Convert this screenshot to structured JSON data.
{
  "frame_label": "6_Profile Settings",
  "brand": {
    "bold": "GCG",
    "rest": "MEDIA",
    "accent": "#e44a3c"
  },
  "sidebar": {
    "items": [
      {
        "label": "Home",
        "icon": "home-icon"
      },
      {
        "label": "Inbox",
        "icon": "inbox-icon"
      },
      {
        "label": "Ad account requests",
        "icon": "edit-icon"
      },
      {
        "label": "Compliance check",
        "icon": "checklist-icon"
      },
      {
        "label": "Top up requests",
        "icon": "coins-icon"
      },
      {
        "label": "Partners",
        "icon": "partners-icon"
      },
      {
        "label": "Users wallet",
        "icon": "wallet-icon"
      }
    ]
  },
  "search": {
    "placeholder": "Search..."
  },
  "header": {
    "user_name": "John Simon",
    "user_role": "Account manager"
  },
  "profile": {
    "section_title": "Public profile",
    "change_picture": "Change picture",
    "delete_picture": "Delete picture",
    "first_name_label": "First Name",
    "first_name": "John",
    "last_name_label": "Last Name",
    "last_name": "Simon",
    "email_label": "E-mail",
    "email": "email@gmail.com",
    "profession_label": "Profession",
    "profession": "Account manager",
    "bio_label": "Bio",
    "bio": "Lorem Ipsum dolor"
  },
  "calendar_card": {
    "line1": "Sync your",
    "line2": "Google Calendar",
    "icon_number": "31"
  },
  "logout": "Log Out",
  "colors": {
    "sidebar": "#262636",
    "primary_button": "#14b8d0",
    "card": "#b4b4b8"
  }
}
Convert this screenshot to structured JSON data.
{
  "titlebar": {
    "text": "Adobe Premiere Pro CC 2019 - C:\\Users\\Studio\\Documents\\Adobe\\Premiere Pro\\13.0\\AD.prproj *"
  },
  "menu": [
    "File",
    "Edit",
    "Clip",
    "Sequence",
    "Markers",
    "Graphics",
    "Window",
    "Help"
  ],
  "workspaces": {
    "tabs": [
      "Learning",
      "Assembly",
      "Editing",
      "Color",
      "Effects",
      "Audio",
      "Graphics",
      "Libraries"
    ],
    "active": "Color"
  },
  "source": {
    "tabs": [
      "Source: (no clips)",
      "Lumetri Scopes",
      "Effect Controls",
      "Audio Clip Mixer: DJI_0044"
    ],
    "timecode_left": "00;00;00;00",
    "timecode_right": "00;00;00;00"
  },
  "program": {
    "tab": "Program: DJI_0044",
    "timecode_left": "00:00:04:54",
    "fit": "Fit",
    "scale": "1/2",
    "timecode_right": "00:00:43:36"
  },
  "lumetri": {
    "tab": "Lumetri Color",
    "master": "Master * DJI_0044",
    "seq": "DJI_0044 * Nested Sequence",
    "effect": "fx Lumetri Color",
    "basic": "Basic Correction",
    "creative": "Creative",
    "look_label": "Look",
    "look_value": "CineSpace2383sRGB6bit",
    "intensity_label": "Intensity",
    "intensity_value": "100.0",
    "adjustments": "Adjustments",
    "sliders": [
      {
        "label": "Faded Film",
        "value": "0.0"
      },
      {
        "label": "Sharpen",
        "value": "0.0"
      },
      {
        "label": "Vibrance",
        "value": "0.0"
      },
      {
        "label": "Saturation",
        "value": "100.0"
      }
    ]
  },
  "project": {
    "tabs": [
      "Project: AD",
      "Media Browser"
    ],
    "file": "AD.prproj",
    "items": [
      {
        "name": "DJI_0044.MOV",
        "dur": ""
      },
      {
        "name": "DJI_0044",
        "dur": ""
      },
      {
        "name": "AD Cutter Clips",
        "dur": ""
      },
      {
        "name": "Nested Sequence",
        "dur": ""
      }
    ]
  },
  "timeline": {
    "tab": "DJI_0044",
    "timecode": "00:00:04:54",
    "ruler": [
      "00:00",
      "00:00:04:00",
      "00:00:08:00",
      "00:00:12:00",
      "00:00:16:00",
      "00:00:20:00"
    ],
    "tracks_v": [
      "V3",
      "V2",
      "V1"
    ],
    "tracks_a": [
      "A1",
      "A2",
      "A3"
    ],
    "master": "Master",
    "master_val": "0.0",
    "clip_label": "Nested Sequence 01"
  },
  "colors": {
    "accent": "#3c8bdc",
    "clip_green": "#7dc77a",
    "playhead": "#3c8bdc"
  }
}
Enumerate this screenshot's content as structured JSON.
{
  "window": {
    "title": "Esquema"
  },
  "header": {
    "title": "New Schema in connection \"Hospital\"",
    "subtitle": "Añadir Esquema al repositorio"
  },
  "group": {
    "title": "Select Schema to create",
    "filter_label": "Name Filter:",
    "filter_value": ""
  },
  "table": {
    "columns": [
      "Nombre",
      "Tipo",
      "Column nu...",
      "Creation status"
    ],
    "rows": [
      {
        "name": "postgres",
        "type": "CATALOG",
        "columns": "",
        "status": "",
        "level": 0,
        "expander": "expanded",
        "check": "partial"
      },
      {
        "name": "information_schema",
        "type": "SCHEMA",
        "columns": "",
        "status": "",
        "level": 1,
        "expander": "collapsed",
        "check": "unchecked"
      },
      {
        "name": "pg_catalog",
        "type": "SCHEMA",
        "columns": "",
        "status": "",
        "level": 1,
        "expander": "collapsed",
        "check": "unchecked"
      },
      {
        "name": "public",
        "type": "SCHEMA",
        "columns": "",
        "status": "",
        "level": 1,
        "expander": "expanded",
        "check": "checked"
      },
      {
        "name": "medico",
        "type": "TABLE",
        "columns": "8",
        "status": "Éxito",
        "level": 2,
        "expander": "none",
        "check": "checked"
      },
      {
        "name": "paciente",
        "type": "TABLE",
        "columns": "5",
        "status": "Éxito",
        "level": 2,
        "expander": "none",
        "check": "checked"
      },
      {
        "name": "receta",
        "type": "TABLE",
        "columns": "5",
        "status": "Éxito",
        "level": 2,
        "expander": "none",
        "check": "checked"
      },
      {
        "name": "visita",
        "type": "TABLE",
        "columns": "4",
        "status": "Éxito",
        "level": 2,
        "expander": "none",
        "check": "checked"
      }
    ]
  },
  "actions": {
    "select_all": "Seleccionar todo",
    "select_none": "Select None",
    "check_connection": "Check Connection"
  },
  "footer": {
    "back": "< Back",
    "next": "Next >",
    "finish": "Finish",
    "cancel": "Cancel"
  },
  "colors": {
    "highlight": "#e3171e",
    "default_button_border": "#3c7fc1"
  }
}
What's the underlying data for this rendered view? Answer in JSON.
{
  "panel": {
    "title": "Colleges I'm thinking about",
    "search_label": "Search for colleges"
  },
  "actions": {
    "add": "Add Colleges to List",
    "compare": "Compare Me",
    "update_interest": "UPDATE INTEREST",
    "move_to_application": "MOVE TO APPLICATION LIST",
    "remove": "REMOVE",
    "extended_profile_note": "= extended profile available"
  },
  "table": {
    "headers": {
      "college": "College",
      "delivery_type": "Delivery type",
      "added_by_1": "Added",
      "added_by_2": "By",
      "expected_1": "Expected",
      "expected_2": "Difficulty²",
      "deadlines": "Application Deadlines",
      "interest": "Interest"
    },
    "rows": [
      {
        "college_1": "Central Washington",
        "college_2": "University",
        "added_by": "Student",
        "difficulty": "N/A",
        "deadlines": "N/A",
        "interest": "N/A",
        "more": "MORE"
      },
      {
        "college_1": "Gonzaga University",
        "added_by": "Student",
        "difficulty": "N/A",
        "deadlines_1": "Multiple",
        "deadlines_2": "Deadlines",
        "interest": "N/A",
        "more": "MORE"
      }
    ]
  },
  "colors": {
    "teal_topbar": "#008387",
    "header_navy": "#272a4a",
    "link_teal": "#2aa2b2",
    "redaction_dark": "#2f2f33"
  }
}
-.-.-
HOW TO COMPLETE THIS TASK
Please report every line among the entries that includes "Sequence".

SOLUTION TO THIS PROBLEM
    "Sequence",
    "seq": "DJI_0044 * Nested Sequence",
        "name": "Nested Sequence",
    "clip_label": "Nested Sequence 01"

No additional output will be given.